(Collected data)

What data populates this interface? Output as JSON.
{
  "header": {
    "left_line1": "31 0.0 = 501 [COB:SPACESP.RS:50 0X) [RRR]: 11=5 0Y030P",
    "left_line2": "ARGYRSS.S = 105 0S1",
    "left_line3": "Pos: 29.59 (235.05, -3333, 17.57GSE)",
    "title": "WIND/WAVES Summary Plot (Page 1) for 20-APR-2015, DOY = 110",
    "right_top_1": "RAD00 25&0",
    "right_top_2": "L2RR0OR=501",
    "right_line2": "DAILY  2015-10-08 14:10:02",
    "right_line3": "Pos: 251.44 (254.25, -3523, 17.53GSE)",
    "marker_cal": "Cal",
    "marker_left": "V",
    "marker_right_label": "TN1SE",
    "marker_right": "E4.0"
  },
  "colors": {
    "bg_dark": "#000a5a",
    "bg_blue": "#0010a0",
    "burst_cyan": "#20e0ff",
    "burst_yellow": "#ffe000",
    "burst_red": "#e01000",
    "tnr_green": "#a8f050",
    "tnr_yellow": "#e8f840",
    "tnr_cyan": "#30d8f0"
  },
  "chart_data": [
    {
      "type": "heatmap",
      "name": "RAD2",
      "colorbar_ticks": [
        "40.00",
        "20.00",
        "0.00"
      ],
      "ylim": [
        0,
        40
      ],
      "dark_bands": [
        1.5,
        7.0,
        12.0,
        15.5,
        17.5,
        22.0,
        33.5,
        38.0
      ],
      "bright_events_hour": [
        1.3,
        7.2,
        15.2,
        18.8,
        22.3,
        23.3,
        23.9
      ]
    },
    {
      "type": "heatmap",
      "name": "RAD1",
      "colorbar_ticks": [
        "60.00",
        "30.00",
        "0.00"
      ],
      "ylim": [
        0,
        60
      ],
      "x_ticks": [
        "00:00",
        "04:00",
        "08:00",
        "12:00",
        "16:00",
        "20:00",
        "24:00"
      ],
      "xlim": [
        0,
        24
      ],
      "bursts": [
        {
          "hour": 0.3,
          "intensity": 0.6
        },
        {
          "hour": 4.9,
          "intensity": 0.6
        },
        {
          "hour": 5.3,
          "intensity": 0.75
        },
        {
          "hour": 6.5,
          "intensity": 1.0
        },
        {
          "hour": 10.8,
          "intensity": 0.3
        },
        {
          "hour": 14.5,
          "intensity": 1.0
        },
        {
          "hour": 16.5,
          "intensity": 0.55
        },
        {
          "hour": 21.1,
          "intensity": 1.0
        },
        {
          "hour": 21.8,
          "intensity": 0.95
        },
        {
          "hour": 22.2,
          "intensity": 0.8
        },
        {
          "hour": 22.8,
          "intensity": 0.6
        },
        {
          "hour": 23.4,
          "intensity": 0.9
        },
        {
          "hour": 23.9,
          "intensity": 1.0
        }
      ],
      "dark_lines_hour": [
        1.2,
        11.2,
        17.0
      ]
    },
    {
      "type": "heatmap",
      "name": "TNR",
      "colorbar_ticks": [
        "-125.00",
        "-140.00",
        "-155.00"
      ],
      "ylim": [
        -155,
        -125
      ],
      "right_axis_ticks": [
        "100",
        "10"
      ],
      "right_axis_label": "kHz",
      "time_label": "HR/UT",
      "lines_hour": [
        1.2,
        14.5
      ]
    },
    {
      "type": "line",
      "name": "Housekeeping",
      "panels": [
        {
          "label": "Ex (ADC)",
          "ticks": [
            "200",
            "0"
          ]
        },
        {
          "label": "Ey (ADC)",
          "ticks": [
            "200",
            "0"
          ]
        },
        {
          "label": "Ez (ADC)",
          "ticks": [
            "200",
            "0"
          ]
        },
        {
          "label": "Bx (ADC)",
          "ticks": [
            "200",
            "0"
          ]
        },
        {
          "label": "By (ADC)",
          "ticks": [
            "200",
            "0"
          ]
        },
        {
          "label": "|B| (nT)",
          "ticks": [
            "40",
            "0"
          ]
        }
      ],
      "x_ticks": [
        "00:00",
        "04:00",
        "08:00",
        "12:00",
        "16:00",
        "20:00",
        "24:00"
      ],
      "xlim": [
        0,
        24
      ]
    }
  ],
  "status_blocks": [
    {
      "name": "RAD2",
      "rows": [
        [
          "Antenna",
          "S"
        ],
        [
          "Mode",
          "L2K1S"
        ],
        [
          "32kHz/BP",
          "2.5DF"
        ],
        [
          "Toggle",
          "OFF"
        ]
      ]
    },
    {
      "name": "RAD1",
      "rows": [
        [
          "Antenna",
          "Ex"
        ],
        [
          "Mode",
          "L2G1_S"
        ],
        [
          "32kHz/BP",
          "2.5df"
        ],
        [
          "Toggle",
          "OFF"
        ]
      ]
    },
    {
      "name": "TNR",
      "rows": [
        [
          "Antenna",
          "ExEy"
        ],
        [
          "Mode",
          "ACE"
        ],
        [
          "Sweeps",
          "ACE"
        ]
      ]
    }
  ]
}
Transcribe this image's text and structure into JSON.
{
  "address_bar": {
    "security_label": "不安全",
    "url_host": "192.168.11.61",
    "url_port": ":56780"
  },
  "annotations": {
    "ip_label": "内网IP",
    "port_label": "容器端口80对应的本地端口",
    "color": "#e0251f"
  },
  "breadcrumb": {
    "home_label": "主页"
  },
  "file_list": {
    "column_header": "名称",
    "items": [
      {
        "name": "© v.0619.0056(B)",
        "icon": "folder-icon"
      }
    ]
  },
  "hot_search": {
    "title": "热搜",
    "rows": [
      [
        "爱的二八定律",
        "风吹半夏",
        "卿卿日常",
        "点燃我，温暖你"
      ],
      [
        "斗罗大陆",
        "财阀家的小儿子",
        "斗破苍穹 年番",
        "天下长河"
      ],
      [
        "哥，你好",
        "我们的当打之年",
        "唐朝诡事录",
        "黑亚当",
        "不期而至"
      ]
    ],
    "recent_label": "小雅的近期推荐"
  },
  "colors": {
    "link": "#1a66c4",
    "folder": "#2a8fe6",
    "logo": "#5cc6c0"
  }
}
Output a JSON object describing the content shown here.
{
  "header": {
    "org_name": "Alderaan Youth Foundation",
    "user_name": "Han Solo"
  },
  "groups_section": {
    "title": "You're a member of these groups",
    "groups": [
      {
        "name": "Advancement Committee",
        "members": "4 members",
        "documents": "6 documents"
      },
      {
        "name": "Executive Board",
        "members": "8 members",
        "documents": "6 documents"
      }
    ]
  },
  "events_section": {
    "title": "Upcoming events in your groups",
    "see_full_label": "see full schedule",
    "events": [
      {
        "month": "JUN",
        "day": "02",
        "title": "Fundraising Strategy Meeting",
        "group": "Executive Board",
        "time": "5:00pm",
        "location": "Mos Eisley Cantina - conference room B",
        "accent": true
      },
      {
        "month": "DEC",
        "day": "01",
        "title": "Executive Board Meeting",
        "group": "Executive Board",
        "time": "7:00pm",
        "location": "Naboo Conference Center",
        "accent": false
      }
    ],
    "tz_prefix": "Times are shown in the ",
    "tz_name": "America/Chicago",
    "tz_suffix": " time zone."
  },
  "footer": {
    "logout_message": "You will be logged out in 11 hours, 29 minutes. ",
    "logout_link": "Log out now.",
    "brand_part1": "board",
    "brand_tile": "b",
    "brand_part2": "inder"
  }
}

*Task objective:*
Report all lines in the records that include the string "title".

*Solution to this problem:*
    "title": "WIND/WAVES Summary Plot (Page 1) for 20-APR-2015, DOY = 110",
    "title": "热搜",
    "title": "You're a member of these groups",
    "title": "Upcoming events in your groups",
        "title": "Fundraising Strategy Meeting",
        "title": "Executive Board Meeting",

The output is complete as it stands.